Data extracted from a collection:
##############################
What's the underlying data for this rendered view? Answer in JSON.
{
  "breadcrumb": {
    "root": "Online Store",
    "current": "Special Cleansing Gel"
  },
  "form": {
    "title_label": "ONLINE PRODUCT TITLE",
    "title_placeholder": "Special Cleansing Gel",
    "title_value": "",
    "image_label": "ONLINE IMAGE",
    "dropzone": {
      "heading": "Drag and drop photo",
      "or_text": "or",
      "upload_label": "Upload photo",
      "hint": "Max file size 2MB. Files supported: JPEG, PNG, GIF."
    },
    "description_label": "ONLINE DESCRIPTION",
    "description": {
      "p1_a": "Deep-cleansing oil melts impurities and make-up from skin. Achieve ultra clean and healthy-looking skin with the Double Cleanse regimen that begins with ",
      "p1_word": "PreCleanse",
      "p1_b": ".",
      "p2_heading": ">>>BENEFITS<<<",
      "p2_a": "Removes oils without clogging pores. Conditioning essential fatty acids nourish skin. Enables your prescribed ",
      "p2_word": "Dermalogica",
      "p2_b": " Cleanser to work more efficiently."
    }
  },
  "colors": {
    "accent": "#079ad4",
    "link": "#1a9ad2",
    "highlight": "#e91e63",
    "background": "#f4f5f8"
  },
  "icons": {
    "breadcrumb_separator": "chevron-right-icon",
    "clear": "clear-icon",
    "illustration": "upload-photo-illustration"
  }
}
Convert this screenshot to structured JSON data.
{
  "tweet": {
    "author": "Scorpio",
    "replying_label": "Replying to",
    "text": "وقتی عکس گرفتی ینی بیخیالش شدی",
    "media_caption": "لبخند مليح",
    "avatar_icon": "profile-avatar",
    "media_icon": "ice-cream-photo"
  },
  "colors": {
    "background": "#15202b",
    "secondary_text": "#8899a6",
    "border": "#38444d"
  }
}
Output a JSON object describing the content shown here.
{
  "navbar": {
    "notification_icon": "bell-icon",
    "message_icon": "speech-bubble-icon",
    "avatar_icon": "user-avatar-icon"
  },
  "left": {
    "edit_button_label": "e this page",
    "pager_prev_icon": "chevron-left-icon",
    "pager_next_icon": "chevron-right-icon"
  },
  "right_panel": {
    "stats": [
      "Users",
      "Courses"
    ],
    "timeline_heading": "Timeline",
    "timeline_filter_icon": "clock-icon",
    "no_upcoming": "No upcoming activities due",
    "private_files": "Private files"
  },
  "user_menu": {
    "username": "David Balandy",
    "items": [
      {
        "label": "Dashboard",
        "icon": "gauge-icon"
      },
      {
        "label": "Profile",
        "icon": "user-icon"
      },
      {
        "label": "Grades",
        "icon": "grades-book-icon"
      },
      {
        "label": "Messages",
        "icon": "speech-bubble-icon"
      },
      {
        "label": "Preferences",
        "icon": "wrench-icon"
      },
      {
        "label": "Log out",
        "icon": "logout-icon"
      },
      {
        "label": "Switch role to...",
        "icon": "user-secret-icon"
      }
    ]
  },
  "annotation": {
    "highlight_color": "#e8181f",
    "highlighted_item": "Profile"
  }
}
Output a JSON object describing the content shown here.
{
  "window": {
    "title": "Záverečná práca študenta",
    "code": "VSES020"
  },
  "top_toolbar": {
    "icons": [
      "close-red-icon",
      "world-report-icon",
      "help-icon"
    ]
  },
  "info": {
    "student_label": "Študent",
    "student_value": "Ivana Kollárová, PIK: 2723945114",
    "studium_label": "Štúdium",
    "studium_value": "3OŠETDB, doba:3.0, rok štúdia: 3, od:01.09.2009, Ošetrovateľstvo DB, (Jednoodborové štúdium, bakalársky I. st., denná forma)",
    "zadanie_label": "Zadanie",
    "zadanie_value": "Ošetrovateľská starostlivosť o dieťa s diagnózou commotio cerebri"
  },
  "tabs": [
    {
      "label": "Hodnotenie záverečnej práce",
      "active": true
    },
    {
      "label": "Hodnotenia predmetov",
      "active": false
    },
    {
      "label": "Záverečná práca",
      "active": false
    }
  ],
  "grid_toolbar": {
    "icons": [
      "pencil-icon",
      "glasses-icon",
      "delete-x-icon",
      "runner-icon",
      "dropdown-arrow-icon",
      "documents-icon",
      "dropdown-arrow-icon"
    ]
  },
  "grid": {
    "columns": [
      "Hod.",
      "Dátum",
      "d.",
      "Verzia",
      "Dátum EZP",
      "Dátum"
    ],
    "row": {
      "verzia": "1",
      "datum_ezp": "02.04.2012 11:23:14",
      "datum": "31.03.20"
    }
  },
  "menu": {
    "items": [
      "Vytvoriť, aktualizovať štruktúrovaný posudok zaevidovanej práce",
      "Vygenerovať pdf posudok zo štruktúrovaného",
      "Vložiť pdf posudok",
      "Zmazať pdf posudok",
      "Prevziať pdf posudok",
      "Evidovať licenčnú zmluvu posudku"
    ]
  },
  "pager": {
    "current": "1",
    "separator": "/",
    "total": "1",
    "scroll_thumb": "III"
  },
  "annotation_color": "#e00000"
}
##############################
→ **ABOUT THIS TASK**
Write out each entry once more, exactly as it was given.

→ **EXERCISE OUTPUT**
What's the underlying data for this rendered view? Answer in JSON.
{
  "breadcrumb": {
    "root": "Online Store",
    "current": "Special Cleansing Gel"
  },
  "form": {
    "title_label": "ONLINE PRODUCT TITLE",
    "title_placeholder": "Special Cleansing Gel",
    "title_value": "",
    "image_label": "ONLINE IMAGE",
    "dropzone": {
      "heading": "Drag and drop photo",
      "or_text": "or",
      "upload_label": "Upload photo",
      "hint": "Max file size 2MB. Files supported: JPEG, PNG, GIF."
    },
    "description_label": "ONLINE DESCRIPTION",
    "description": {
      "p1_a": "Deep-cleansing oil melts impurities and make-up from skin. Achieve ultra clean and healthy-looking skin with the Double Cleanse regimen that begins with ",
      "p1_word": "PreCleanse",
      "p1_b": ".",
      "p2_heading": ">>>BENEFITS<<<",
      "p2_a": "Removes oils without clogging pores. Conditioning essential fatty acids nourish skin. Enables your prescribed ",
      "p2_word": "Dermalogica",
      "p2_b": " Cleanser to work more efficiently."
    }
  },
  "colors": {
    "accent": "#079ad4",
    "link": "#1a9ad2",
    "highlight": "#e91e63",
    "background": "#f4f5f8"
  },
  "icons": {
    "breadcrumb_separator": "chevron-right-icon",
    "clear": "clear-icon",
    "illustration": "upload-photo-illustration"
  }
}
Convert this screenshot to structured JSON data.
{
  "tweet": {
    "author": "Scorpio",
    "replying_label": "Replying to",
    "text": "وقتی عکس گرفتی ینی بیخیالش شدی",
    "media_caption": "لبخند مليح",
    "avatar_icon": "profile-avatar",
    "media_icon": "ice-cream-photo"
  },
  "colors": {
    "background": "#15202b",
    "secondary_text": "#8899a6",
    "border": "#38444d"
  }
}
Output a JSON object describing the content shown here.
{
  "navbar": {
    "notification_icon": "bell-icon",
    "message_icon": "speech-bubble-icon",
    "avatar_icon": "user-avatar-icon"
  },
  "left": {
    "edit_button_label": "e this page",
    "pager_prev_icon": "chevron-left-icon",
    "pager_next_icon": "chevron-right-icon"
  },
  "right_panel": {
    "stats": [
      "Users",
      "Courses"
    ],
    "timeline_heading": "Timeline",
    "timeline_filter_icon": "clock-icon",
    "no_upcoming": "No upcoming activities due",
    "private_files": "Private files"
  },
  "user_menu": {
    "username": "David Balandy",
    "items": [
      {
        "label": "Dashboard",
        "icon": "gauge-icon"
      },
      {
        "label": "Profile",
        "icon": "user-icon"
      },
      {
        "label": "Grades",
        "icon": "grades-book-icon"
      },
      {
        "label": "Messages",
        "icon": "speech-bubble-icon"
      },
      {
        "label": "Preferences",
        "icon": "wrench-icon"
      },
      {
        "label": "Log out",
        "icon": "logout-icon"
      },
      {
        "label": "Switch role to...",
        "icon": "user-secret-icon"
      }
    ]
  },
  "annotation": {
    "highlight_color": "#e8181f",
    "highlighted_item": "Profile"
  }
}
Output a JSON object describing the content shown here.
{
  "window": {
    "title": "Záverečná práca študenta",
    "code": "VSES020"
  },
  "top_toolbar": {
    "icons": [
      "close-red-icon",
      "world-report-icon",
      "help-icon"
    ]
  },
  "info": {
    "student_label": "Študent",
    "student_value": "Ivana Kollárová, PIK: 2723945114",
    "studium_label": "Štúdium",
    "studium_value": "3OŠETDB, doba:3.0, rok štúdia: 3, od:01.09.2009, Ošetrovateľstvo DB, (Jednoodborové štúdium, bakalársky I. st., denná forma)",
    "zadanie_label": "Zadanie",
    "zadanie_value": "Ošetrovateľská starostlivosť o dieťa s diagnózou commotio cerebri"
  },
  "tabs": [
    {
      "label": "Hodnotenie záverečnej práce",
      "active": true
    },
    {
      "label": "Hodnotenia predmetov",
      "active": false
    },
    {
      "label": "Záverečná práca",
      "active": false
    }
  ],
  "grid_toolbar": {
    "icons": [
      "pencil-icon",
      "glasses-icon",
      "delete-x-icon",
      "runner-icon",
      "dropdown-arrow-icon",
      "documents-icon",
      "dropdown-arrow-icon"
    ]
  },
  "grid": {
    "columns": [
      "Hod.",
      "Dátum",
      "d.",
      "Verzia",
      "Dátum EZP",
      "Dátum"
    ],
    "row": {
      "verzia": "1",
      "datum_ezp": "02.04.2012 11:23:14",
      "datum": "31.03.20"
    }
  },
  "menu": {
    "items": [
      "Vytvoriť, aktualizovať štruktúrovaný posudok zaevidovanej práce",
      "Vygenerovať pdf posudok zo štruktúrovaného",
      "Vložiť pdf posudok",
      "Zmazať pdf posudok",
      "Prevziať pdf posudok",
      "Evidovať licenčnú zmluvu posudku"
    ]
  },
  "pager": {
    "current": "1",
    "separator": "/",
    "total": "1",
    "scroll_thumb": "III"
  },
  "annotation_color": "#e00000"
}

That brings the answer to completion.